Checkmate By Knockout: The Sport of Chessboxing

Chessboxers use brains and braun to win the match.

Chessboxing is for real. Chessboxing photo via Paul Precott/Shutterstock.

Chessboxing is for real. Chessboxing photo via paul prescott /” target=”_blank”>Paul Prescott/Shutterstock.

In what can only be described as the ultimate test of brains and braun, chessboxing is a “sport”.

It’s actually a fairly popular sport in London and Berlin. The game is exactly what it sounds like; fighters play chess, and then they box. There is even a Boston Chessboxing club. Maybe after a round of chess, you need to get your aggression out so it’s good to punch something? I like chess, but I’ve never wanted to punch my opponent.

According to the Boston Chessboxing Club, this is how you play:

A contest consists of 11 rounds, 6 rounds of chess, 5 rounds of boxing. A round of chess takes 4 minutes. Each competitor has 12 minutes on the chess timer. A round of boxing takes 3 minutes.

Between the rounds there is a 1 minute pause, during which competitors change their gear. The contest is decided by: checkmate (chess round), exceeding the time limit (chess round), retirement of an opponent (chess or boxing round), KO (boxing round), or referee decision (boxing round). If the chess game ends in a stalemate, the opponent with the higher score in boxing wins. If there is an equal score, the opponent with the black pieces wins.

The “sport” was invented by French artist and filmmaker Enki Bilal, based on a comic book he published in 1992. The first real chessboxing event was organized by Dutch artist Iepe Rubingh in 2003. You can win the fight either by the chess or the boxing element, so if you are more Mensa candidate than Muhammad Ali you have just as good of a chance of winning as the other guy.

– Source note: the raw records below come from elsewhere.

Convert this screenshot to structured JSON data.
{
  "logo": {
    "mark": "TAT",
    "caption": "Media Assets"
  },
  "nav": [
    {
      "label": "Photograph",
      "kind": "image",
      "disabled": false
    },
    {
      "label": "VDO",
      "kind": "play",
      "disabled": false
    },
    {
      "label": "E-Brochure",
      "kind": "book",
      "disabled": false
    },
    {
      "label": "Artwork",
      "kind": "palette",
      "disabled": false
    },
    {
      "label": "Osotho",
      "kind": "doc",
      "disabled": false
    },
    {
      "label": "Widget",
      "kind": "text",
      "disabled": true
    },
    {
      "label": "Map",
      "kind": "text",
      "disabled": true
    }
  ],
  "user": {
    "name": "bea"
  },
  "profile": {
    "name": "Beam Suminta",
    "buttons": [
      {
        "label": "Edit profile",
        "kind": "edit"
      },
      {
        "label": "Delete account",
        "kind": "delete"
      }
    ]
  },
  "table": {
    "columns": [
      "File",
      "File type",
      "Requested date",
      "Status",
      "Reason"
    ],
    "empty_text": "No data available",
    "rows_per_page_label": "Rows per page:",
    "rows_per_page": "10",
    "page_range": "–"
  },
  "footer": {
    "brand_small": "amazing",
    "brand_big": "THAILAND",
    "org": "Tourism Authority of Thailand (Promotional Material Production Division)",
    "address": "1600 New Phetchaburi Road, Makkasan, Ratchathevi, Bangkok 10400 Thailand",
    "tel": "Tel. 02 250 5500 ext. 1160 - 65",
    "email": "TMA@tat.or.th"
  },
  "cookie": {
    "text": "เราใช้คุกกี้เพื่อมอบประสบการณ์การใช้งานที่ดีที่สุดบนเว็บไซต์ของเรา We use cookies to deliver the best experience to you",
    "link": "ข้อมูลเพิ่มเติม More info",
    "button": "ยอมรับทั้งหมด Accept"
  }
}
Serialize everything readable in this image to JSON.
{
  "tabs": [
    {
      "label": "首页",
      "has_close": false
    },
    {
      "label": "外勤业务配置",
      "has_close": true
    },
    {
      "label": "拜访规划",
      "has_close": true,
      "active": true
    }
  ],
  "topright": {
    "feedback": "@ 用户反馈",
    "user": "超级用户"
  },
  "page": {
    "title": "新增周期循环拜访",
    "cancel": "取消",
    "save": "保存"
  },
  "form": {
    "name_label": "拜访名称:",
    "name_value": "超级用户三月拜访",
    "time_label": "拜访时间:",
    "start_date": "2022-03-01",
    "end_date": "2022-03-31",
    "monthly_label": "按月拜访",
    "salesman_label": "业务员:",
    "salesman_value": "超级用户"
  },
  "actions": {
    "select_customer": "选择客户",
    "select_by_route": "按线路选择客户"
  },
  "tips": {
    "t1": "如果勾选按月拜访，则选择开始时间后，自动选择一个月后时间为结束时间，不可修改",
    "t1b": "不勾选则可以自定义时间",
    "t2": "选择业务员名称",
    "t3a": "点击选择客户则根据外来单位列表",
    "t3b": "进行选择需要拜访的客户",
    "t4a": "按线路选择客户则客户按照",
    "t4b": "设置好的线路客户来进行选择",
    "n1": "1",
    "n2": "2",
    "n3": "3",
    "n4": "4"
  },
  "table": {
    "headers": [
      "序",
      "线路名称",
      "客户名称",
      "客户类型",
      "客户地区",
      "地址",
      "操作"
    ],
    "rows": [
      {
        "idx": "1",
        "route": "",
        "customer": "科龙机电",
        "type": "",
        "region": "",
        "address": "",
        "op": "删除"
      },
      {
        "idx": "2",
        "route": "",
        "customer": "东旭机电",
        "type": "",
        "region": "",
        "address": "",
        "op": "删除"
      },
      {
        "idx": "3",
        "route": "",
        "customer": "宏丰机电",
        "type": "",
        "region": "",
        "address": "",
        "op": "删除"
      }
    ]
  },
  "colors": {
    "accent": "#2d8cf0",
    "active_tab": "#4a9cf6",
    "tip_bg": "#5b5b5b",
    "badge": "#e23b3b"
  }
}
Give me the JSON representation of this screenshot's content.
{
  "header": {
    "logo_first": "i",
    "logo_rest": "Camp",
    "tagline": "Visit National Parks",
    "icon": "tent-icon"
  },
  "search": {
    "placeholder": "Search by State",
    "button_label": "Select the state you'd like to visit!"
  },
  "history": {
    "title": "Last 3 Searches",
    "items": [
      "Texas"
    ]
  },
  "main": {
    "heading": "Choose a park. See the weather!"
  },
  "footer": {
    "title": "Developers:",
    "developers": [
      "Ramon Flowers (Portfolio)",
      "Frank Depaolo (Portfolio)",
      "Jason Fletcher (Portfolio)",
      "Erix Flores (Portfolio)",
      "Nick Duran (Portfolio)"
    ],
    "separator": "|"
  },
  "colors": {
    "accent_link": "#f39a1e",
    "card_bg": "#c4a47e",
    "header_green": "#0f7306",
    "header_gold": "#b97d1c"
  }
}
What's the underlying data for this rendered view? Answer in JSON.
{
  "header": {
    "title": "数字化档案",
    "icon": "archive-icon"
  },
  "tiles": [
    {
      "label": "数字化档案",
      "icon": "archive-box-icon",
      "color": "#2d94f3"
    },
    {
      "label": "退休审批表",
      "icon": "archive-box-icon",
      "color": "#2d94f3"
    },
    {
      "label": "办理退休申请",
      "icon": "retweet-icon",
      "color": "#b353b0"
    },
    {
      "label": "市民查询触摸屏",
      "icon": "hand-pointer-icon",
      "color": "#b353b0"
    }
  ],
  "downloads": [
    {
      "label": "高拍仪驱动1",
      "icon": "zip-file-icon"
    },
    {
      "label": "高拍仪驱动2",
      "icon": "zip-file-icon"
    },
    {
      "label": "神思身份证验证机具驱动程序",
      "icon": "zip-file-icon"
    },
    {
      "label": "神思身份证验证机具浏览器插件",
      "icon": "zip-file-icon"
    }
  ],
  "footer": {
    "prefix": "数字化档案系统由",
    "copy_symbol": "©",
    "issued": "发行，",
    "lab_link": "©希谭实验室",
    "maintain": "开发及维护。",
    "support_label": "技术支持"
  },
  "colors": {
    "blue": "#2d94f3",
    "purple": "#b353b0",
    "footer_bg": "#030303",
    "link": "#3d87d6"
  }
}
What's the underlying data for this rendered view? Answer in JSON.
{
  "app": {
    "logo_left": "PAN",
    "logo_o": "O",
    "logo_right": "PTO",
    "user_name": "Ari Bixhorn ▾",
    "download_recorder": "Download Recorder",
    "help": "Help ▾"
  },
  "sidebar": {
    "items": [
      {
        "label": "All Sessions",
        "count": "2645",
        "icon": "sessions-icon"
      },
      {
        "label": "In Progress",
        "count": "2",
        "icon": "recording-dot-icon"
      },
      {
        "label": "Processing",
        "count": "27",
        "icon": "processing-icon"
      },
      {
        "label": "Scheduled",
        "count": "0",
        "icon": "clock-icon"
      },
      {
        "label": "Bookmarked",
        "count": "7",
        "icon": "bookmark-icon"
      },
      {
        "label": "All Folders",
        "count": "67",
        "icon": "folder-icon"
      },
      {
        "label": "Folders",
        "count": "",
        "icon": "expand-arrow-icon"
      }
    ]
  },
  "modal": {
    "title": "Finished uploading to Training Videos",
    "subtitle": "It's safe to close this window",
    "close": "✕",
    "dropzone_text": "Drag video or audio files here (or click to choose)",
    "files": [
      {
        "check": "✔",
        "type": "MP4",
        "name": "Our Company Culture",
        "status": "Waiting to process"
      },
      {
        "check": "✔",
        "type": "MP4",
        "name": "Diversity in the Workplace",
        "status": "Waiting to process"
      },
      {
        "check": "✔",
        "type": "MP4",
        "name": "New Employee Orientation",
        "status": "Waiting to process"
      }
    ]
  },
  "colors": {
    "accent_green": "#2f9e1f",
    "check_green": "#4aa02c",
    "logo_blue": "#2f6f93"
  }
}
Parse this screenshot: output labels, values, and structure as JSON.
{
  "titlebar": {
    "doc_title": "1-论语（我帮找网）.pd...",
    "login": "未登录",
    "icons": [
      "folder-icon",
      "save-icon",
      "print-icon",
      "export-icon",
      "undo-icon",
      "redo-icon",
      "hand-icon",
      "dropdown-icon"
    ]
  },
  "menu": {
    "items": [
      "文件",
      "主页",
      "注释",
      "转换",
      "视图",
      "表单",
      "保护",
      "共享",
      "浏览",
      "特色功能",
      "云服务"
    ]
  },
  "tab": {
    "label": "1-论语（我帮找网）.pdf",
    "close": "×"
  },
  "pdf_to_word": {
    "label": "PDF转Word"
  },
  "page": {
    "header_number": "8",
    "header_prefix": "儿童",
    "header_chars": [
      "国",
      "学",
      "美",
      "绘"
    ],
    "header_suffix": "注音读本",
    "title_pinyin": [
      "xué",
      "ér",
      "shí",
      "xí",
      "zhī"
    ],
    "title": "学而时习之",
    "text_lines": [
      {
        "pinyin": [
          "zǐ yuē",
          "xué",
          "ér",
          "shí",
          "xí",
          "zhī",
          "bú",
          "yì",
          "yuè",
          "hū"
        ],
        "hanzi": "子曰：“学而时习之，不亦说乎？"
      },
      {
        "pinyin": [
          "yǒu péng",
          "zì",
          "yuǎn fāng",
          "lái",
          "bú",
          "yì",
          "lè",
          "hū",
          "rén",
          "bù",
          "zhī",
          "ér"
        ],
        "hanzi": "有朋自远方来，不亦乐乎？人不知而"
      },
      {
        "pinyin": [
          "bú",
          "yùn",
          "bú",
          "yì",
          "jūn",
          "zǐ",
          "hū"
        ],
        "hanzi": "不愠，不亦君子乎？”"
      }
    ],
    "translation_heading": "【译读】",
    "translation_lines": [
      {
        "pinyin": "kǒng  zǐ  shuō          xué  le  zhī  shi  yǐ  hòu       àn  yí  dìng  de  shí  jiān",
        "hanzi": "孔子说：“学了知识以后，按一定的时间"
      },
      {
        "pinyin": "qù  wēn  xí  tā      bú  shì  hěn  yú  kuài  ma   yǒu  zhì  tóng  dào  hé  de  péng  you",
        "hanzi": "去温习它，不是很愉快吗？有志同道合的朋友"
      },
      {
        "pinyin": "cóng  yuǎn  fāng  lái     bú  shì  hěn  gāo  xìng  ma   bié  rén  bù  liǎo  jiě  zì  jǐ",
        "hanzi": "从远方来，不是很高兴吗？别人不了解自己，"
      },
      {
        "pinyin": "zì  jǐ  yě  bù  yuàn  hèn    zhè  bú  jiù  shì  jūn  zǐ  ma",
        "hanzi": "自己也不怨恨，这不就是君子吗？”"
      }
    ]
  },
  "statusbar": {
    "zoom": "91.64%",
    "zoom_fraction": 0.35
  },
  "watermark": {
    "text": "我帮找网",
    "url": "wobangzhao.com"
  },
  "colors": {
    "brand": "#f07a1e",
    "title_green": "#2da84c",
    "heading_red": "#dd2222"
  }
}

For more information on chessboxing in our area, visit Boston Chessboxing’s Facebook page.